Pet AgingPet Parenting

How to Keep Your Dog Moving in Old Age

Keep your dog mobile with these tips and tricks.

golden retriever laying on ground face on paws

You may notice that your dog starts to lay down for longer periods as they have gotten older. They have less playful energy at this age. This is no cause for alarm, and there are ways to keep them moving as they age.

Regular Exercise–Just Less Intense

Getting outside and walking is beneficial at any age. Just because your dog has less energy than they did as a puppy doesn’t mean they should stop moving altogether. Take your dog on shorter walks. You may need to move a bit slower than you used to but encourage your dog with praise and treats. The sights, sounds, and smells of the outside world will stimulate your dog’s brain.

Maintain a Healthy Diet

They may be moving less, which means their metabolism is also slowing. Consider lower calorie treats, and you may need to limit the amount of food to a healthy serving for their age. There are charts indicative of healthy weight for dogs, categorized by age. Maintaining a healthy weight will ease the strain on your dog’s joints, especially when using stairs or changing levels.

Go for a Swim

Swimming is recommended for older humans too as a mobile activity that is easier on joints. Lakes and streams outside are fun but be aware that they could slip on rocks or logs. You may only want to try this in warm months, as cold water can be harder on joints and muscles for dogs with arthritis. Search your local area for canine pools—some even offer underwater treadmills that can help with mobility. The warm water helps to stimulate circulation and warms the joints, making movement easier on your dog.

Keep Your Pet from Unsafe Areas

Use gates or a makeshift fence to prevent your dog from slipping or falling in an unsafe area. If they fall, they sometimes lose confidence in their abilities—you want to keep them confident, so they continue to try to move. Keep water and food on the ground level of your home or wherever they spend the majority of their time.

Downward Dog

Try stretching with your dog. They love to stretch when they wake up from a nap or good sleep. Stretching is great for mobility in humans and dogs, and there are guided stretches you can do with your dog. You may want to support them with an old t-shirt to help lift them around their abdomen. Some people recommend dog yoga, which incorporates stretching for both of you. This may be a fun way to bond and even laugh a little over some poses together.

Massage Muscles
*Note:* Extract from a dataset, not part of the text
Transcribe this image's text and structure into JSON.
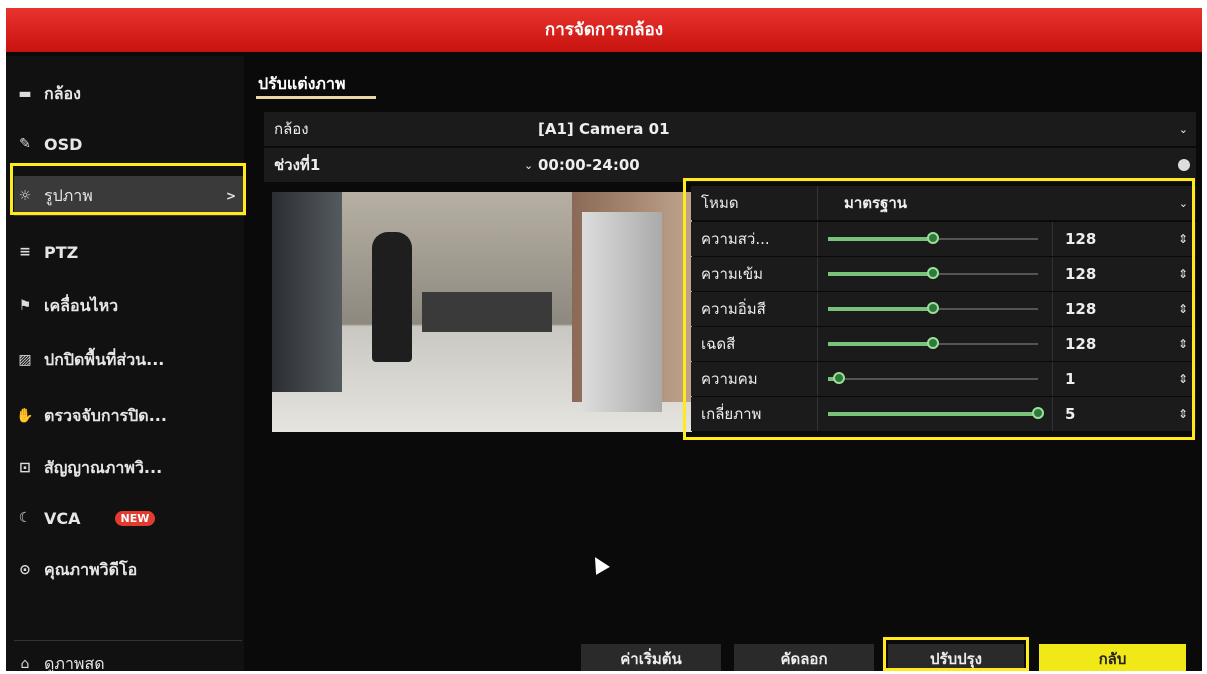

Massaging joints and muscles is another great way to stimulate mobility. Veterinarians recommend massaging to increase circulation and release tension in joints and muscles. Humans appreciate massages, and your dog will appreciate the extra attention from you. Acupuncture may be another option, if pain is more chronic or deeper in the tissue.

Adjust Bedding

They may need new bedding that is more appropriate for their age. Make sure they have padding, as cold floors can aggravate sore joints. There are beds with special foam and padding to increase cushioning between them and the floor. Additionally, you’ll want to monitor their temperature and keep them warm with blankets or cool with a fan. Sunlight is also great for them, so during the day, you may want to keep their bed near a window. Better sleep will allow for better activity the next day.

Ask Your Vet

You may find greatest success in combining multiple approaches from this list. But your dog may require additional medical care if they are experiencing discomfort related to aging. The lack of mobility could be due to arthritis or another condition, so just keep your vet in the loop about your dog’s condition. They can share recommendations specific to your dog’s needs.